Out of a sample of 235 US general counsel surveyed this year, 27 percent of them said they spent more time on crisis management in 2006 than in 2005. The press release of the joint surveyors, Corporate Board Magazine and FTI Consulting, obliquely defines a crisis as “a natural or man-made disaster requiring temporary relocation, off-site data storage and backup facilities, or a legal or public relations issue threatening credibility and stakeholder trust.” The last clause opens wide the door, as any significant law suit can threaten the credibility of a company and the trust of its shareholders. So can potential legislation.
We can all understand natural calamities like earthquakes, floods, or hurricanes as crises. Sarin gas released in subways, jets crashed into buildings, maniac gunmen on the loose and power outages also fall into the crisis pit. But we stretch the term too far when it envelops “legal or public relations issue threatening credibility.” The blog has few posts on law departments and crises (See my posts of Nov. 6, 2006 about virtual law firms to help in a crisis; March 21, 2006 about law departments as “emergency management profession”; and Aug. 28, 2006 on crisis planning for the law department – business continuity.).
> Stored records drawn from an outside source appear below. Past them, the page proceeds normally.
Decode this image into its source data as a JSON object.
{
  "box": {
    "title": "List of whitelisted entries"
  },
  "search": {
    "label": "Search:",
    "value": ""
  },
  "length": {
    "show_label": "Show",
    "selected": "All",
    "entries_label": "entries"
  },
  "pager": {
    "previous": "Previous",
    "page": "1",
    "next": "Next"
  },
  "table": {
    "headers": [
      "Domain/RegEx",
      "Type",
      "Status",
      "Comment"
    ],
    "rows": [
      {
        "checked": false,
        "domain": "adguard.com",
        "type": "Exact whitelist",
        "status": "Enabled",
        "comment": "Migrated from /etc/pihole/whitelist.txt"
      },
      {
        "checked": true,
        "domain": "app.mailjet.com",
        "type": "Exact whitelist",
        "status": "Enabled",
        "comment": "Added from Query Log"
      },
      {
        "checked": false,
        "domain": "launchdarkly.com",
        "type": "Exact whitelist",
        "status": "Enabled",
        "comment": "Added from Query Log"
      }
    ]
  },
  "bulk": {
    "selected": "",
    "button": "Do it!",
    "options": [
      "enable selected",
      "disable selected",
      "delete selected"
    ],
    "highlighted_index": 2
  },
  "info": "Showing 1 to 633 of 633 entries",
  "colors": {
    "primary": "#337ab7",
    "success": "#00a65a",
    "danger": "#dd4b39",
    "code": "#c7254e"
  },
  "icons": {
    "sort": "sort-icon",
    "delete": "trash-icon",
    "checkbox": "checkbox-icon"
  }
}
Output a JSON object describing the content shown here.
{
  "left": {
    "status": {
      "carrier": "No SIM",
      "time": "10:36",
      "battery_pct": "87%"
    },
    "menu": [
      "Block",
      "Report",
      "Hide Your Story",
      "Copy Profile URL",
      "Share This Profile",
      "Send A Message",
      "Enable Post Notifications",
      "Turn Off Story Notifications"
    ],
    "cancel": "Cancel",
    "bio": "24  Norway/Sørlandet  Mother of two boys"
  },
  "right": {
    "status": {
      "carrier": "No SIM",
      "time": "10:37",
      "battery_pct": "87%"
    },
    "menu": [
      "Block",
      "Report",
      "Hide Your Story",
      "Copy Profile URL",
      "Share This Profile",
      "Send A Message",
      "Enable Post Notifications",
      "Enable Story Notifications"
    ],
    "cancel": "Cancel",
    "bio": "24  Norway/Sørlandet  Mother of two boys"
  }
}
My basic view has been that not everything in a company should be “legalized” and made a primary concern of the general counsel (See my post of Dec. 20, 2005 that argues that law departments should not lead corporate crisis teams.).